◆ **PROBLEM TO SOLVE**: Report every line of the data where the string "messaging" appears.

◆ **Web page and app entries**:
□ □ □ □ □ □ □

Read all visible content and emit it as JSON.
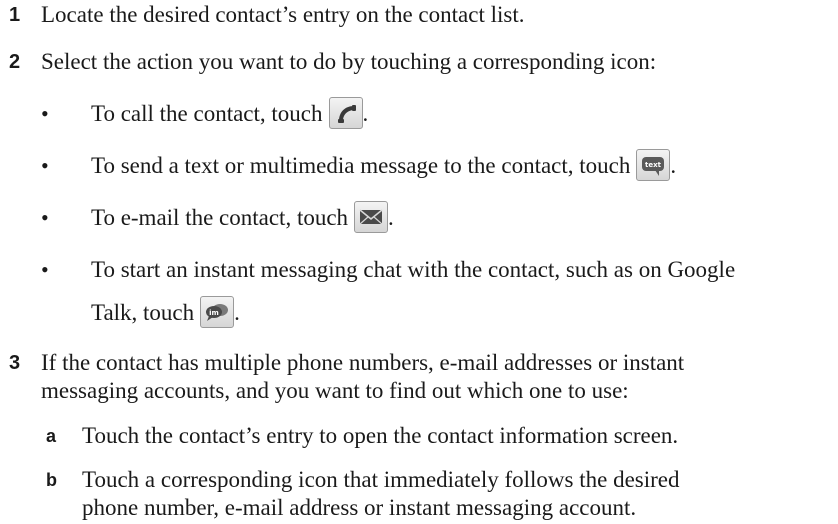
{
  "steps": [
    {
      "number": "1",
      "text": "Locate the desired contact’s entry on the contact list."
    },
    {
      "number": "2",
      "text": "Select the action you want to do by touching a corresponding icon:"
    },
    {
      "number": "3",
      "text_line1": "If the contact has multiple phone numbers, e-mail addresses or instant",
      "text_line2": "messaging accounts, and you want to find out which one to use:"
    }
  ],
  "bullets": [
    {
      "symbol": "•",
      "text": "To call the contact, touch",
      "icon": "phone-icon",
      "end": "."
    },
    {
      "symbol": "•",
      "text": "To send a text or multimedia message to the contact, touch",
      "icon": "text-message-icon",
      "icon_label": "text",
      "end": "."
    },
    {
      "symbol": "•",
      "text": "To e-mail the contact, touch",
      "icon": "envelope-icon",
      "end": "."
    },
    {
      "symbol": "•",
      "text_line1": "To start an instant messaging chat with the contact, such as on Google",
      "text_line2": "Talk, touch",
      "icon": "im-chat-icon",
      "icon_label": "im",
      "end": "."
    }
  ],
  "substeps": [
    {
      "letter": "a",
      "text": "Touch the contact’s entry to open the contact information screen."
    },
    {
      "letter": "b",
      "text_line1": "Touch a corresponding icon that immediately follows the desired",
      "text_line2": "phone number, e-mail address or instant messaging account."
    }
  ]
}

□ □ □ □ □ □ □

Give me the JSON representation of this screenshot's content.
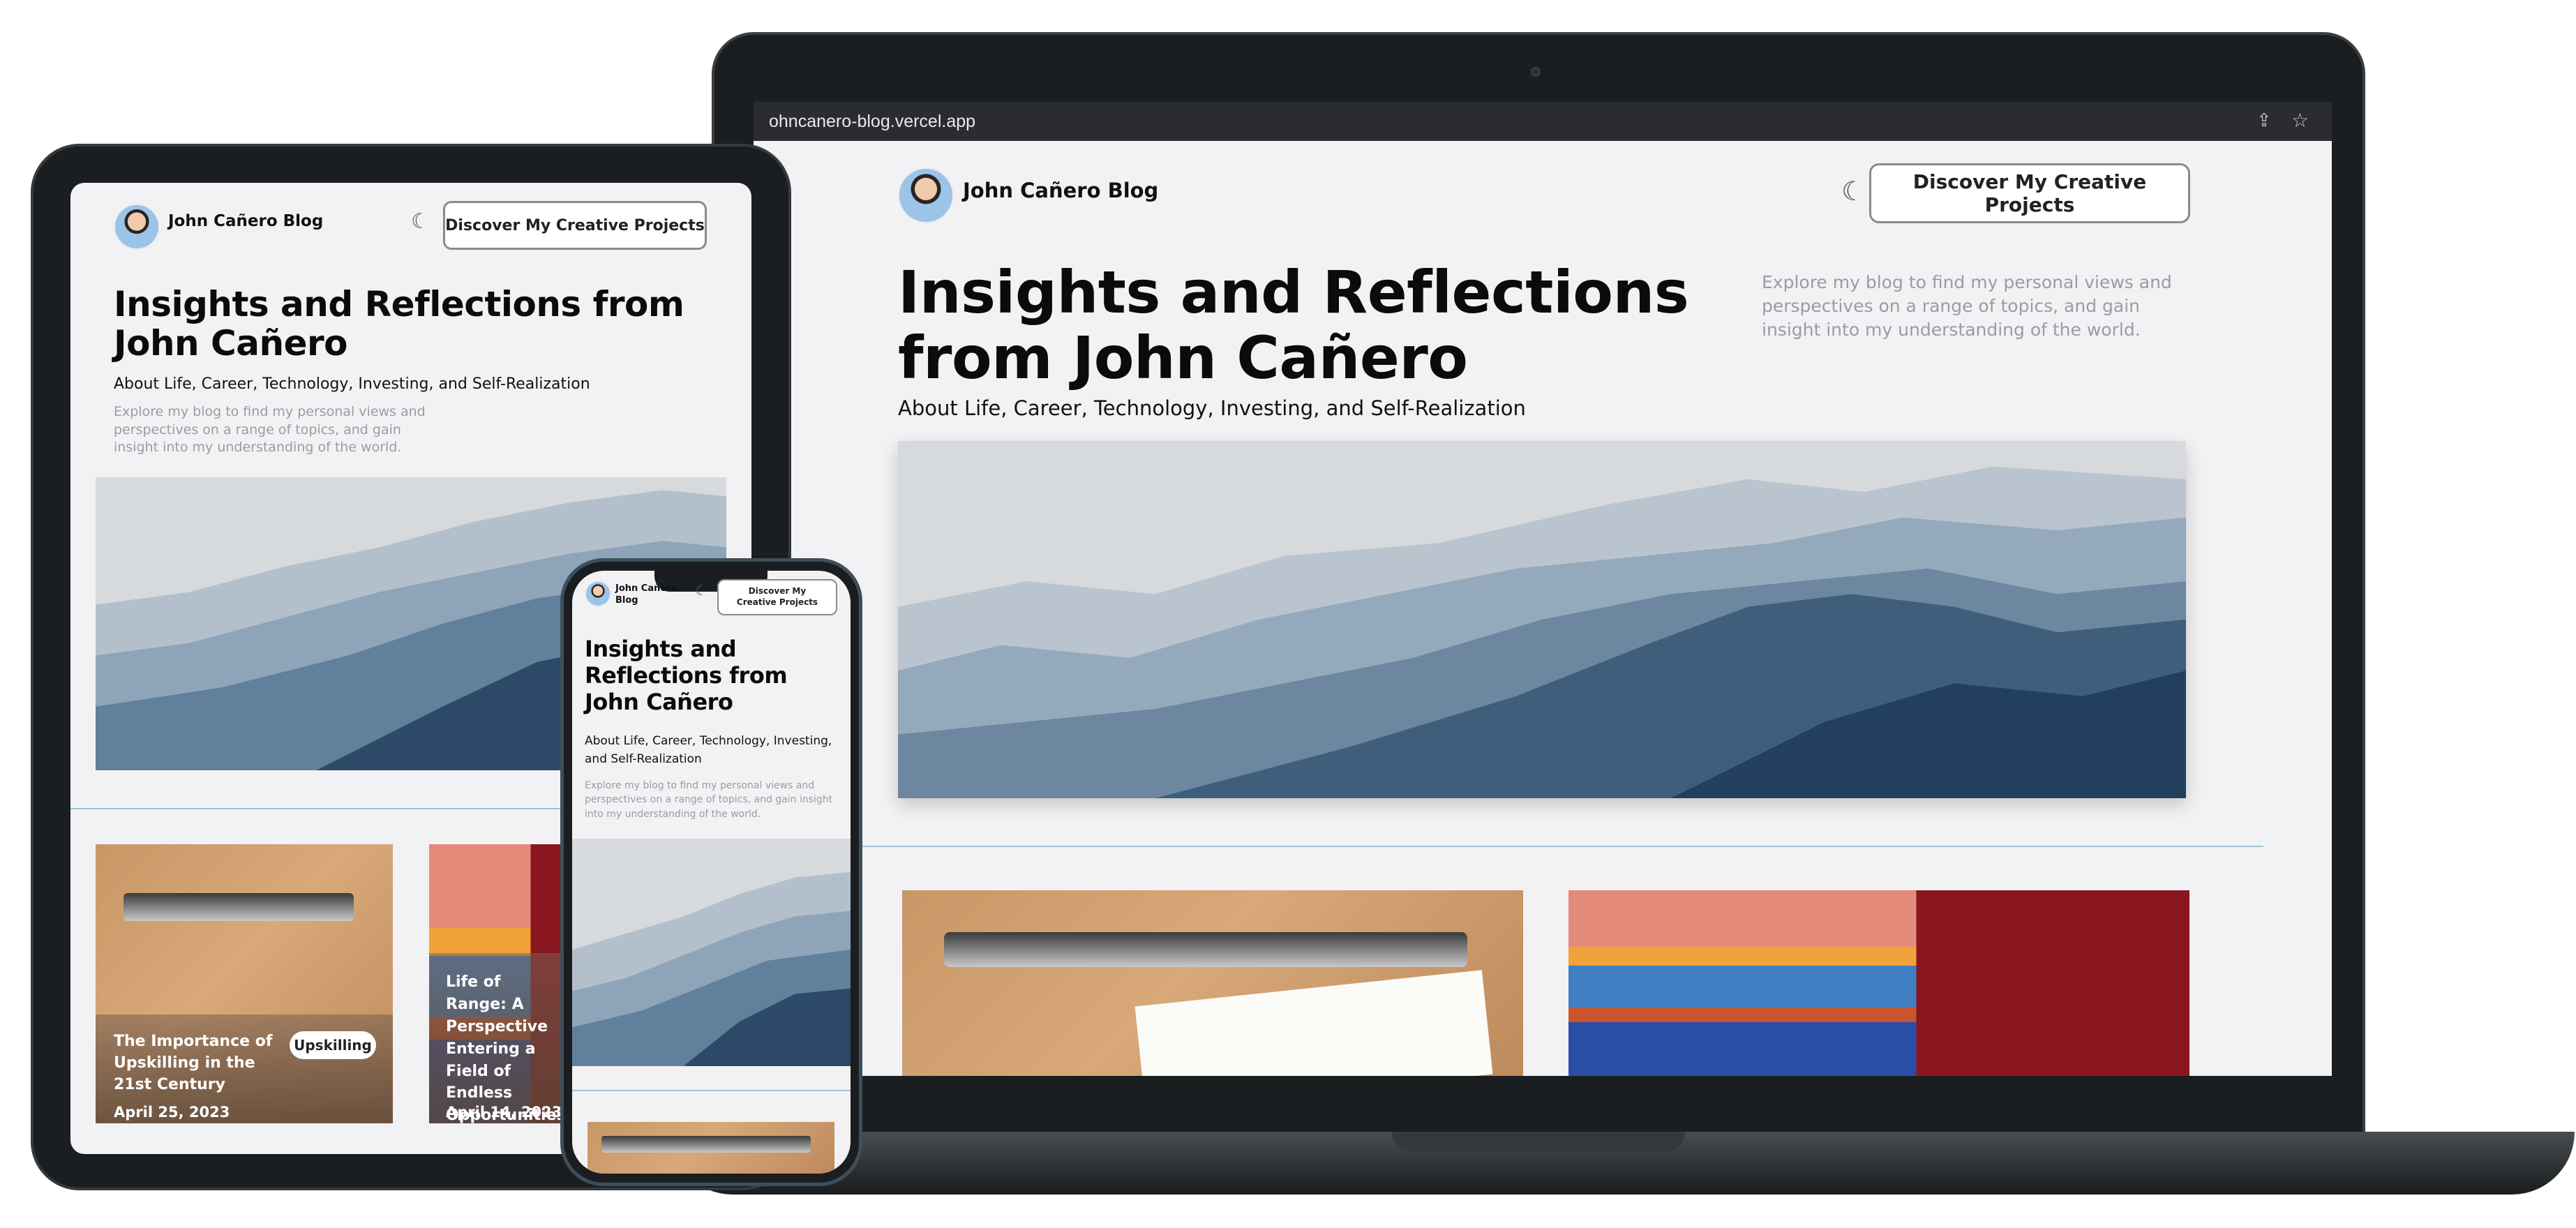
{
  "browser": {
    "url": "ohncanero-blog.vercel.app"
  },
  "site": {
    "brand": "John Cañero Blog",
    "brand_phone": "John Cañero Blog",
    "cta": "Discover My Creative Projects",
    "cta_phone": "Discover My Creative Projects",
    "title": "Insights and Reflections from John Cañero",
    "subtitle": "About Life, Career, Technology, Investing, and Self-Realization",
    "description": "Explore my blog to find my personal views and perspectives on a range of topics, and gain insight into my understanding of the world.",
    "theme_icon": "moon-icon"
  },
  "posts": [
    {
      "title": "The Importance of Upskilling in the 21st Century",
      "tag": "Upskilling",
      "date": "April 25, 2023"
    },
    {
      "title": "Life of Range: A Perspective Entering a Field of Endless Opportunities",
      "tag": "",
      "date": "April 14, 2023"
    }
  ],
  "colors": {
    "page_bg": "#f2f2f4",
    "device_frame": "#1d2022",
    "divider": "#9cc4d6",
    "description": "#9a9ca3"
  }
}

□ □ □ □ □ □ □

◆ **YOUR SOLUTION**:
      "text_line2": "messaging accounts, and you want to find out which one to use:"
      "text_line1": "To start an instant messaging chat with the contact, such as on Google",
      "text_line2": "phone number, e-mail address or instant messaging account."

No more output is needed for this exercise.